Flood insurance overhaul means millions will pay higher premiums
The biggest changes to the National Flood Insurance Program since the 1970s will mean nearly 4 million policyholders could pay a higher premium for federal flood insurance.
The rollout of Risk Rating 2.0 started October 1 for new NFIP policies and will take effect for all existing policies by April 2022.
The Federal Emergency Management Agency said that under the previous premiums lower-valued properties paid more than their fair share, while policyholders with higher-valued properties paid less than their share of the risk.
The new rating methodology under Risk Rating 2.0 takes into account flood frequency, flood types, distance to a water, and the cost to rebuild.
"The NFIP’s new rating methodology is long overdue since it hasn’t been updated in more than 40 years," said David Maurstad, senior executive of the National Flood Insurance Program.
Despite the wide-ranging overhaul of the program, some policyholders will actually get good news out of Risk Rating 2.0 in the form of reduced premiums.
The program’s revamp will lead to about 1.2 million policyholders seeing a reduction in their monthly rate.

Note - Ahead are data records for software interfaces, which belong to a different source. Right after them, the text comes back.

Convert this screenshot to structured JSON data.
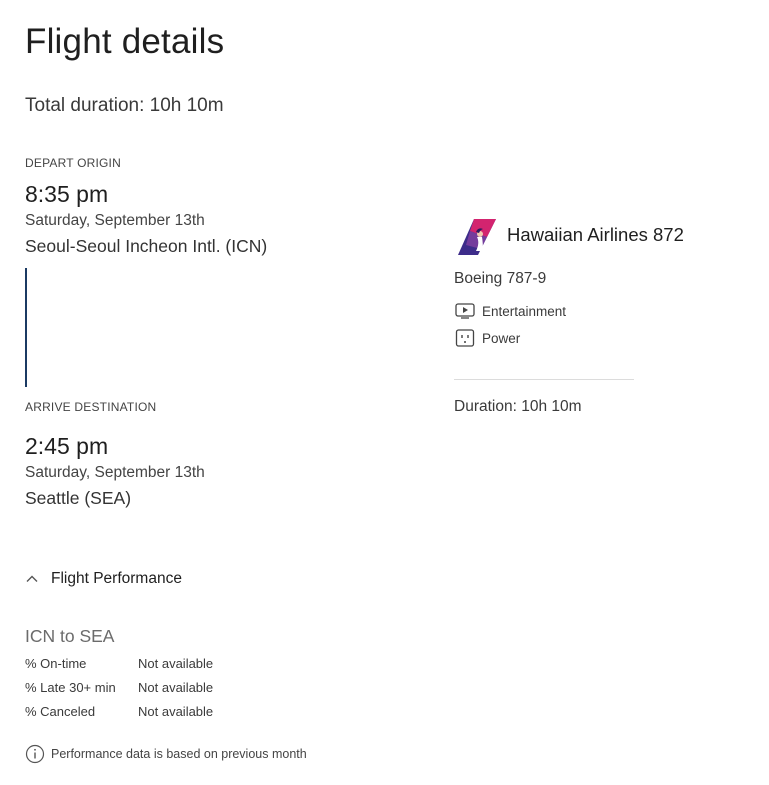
{
  "page": {
    "title": "Flight details",
    "total_duration": "Total duration: 10h 10m"
  },
  "depart": {
    "label": "DEPART ORIGIN",
    "time": "8:35 pm",
    "date": "Saturday, September 13th",
    "airport": "Seoul-Seoul Incheon Intl. (ICN)"
  },
  "arrive": {
    "label": "ARRIVE DESTINATION",
    "time": "2:45 pm",
    "date": "Saturday, September 13th",
    "airport": "Seattle (SEA)"
  },
  "flight": {
    "airline_logo": "hawaiian-airlines-logo",
    "airline": "Hawaiian Airlines 872",
    "aircraft": "Boeing 787-9",
    "amenities": [
      {
        "icon": "entertainment-icon",
        "label": "Entertainment"
      },
      {
        "icon": "power-outlet-icon",
        "label": "Power"
      }
    ],
    "duration": "Duration: 10h 10m"
  },
  "performance": {
    "toggle_icon": "chevron-up-icon",
    "toggle_label": "Flight Performance",
    "route": "ICN to SEA",
    "rows": [
      {
        "label": "% On-time",
        "value": "Not available"
      },
      {
        "label": "% Late 30+ min",
        "value": "Not available"
      },
      {
        "label": "% Canceled",
        "value": "Not available"
      }
    ],
    "note_icon": "info-icon",
    "note": "Performance data is based on previous month"
  },
  "colors": {
    "timeline": "#1b3a63",
    "logo_purple": "#3d2c8a",
    "logo_magenta": "#d3246f"
  }
}
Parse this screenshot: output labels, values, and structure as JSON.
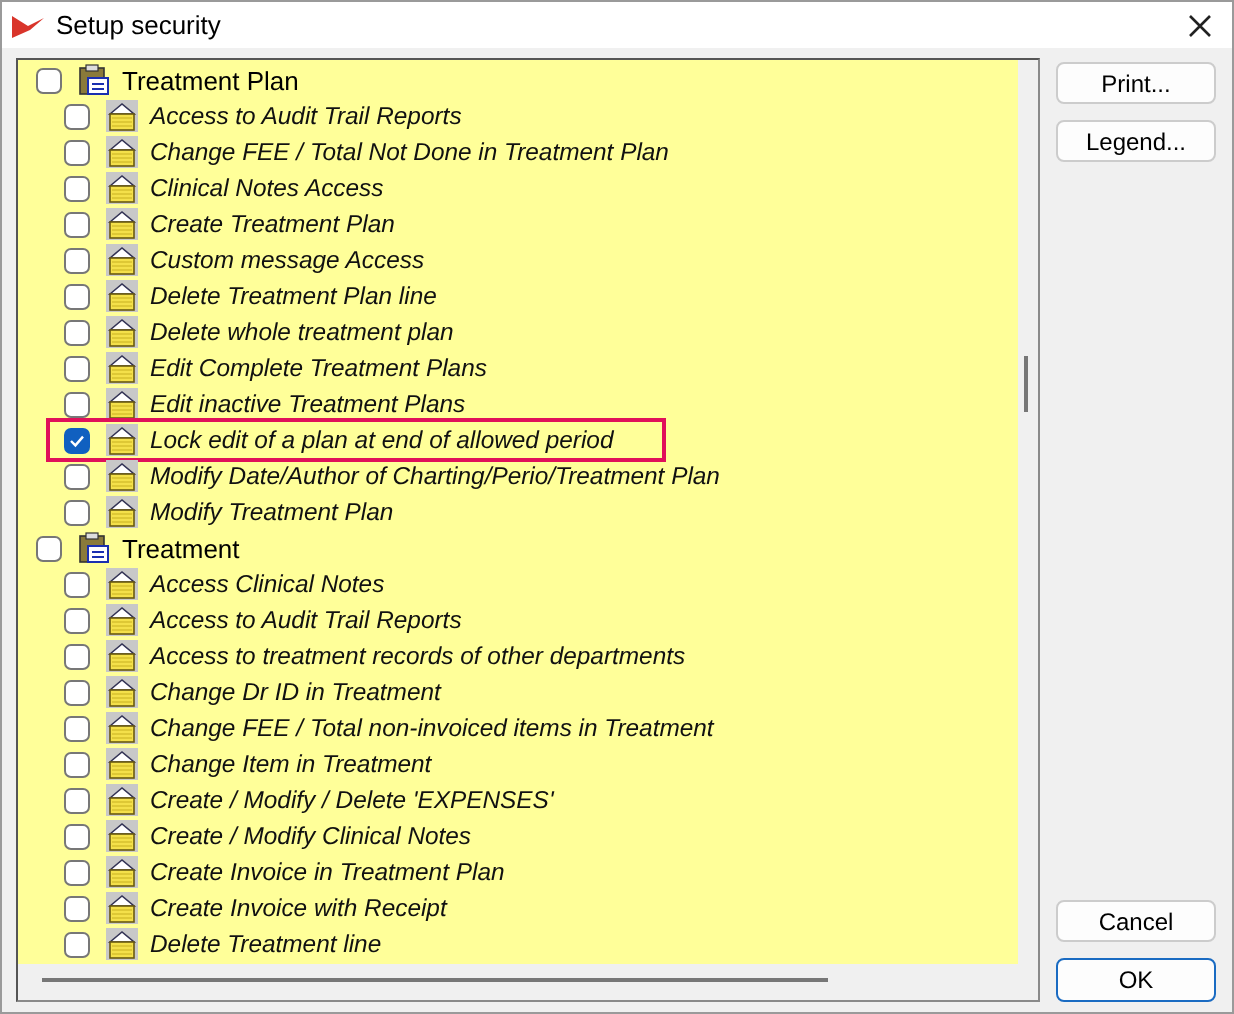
{
  "window": {
    "title": "Setup security"
  },
  "tree": [
    {
      "label": "Treatment Plan",
      "checked": false,
      "children": [
        {
          "label": "Access to Audit Trail Reports",
          "checked": false,
          "highlighted": false
        },
        {
          "label": "Change FEE / Total Not Done in Treatment Plan",
          "checked": false,
          "highlighted": false
        },
        {
          "label": "Clinical Notes Access",
          "checked": false,
          "highlighted": false
        },
        {
          "label": "Create Treatment Plan",
          "checked": false,
          "highlighted": false
        },
        {
          "label": "Custom message Access",
          "checked": false,
          "highlighted": false
        },
        {
          "label": "Delete Treatment Plan line",
          "checked": false,
          "highlighted": false
        },
        {
          "label": "Delete whole treatment plan",
          "checked": false,
          "highlighted": false
        },
        {
          "label": "Edit Complete Treatment Plans",
          "checked": false,
          "highlighted": false
        },
        {
          "label": "Edit inactive Treatment Plans",
          "checked": false,
          "highlighted": false
        },
        {
          "label": "Lock edit of a plan at end of allowed period",
          "checked": true,
          "highlighted": true
        },
        {
          "label": "Modify Date/Author of Charting/Perio/Treatment Plan",
          "checked": false,
          "highlighted": false
        },
        {
          "label": "Modify Treatment Plan",
          "checked": false,
          "highlighted": false
        }
      ]
    },
    {
      "label": "Treatment",
      "checked": false,
      "children": [
        {
          "label": "Access Clinical Notes",
          "checked": false,
          "highlighted": false
        },
        {
          "label": "Access to Audit Trail Reports",
          "checked": false,
          "highlighted": false
        },
        {
          "label": "Access to treatment records of other departments",
          "checked": false,
          "highlighted": false
        },
        {
          "label": "Change Dr ID in Treatment",
          "checked": false,
          "highlighted": false
        },
        {
          "label": "Change FEE / Total non-invoiced items in Treatment",
          "checked": false,
          "highlighted": false
        },
        {
          "label": "Change Item in Treatment",
          "checked": false,
          "highlighted": false
        },
        {
          "label": "Create / Modify / Delete 'EXPENSES'",
          "checked": false,
          "highlighted": false
        },
        {
          "label": "Create / Modify Clinical Notes",
          "checked": false,
          "highlighted": false
        },
        {
          "label": "Create Invoice in Treatment Plan",
          "checked": false,
          "highlighted": false
        },
        {
          "label": "Create Invoice with Receipt",
          "checked": false,
          "highlighted": false
        },
        {
          "label": "Delete Treatment line",
          "checked": false,
          "highlighted": false
        }
      ]
    }
  ],
  "side_buttons": [
    "Print...",
    "Legend..."
  ],
  "bottom_buttons": [
    {
      "label": "Cancel",
      "default": false
    },
    {
      "label": "OK",
      "default": true
    }
  ]
}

Data shows that
-1.2 million policies (23.2%) will see a decrease
-3.3 million policies (66.3%) will see a $0 to $10 monthly increase
-330,600 policies (6.6%) will see a $10 to $20 monthly increase
-191,900 policies (3.8%) will see an increase of more than $20 per month
RISK RATING 2.0: PROJECTED PREMIUM CHANGES BY STATE
Jake Holehouse, president of HH Insurance in St. Petersburg, Florida, says that Sunshine State residents will be hit hard by the rate adjustments.
"We’re seeing dramatic rate increases, including for homes that are elevated," Holehouse said. "When you have homeowners going from four hundred or six hundred dollars to now over eleven thousand dollars a year, it’s a pretty big swing."
FEMA data showed that 80% of federal policies in Florida will see an increase in premiums.
The news of increased premiums has a group U.S. Senators working to delay the rollout of the new premiums.
If approved by congress, legislation known as the "NFIP Risk Rating 2.0 Delay Act of 2021" would delay the rollout of revamped flood insurance policies until at least September 2022.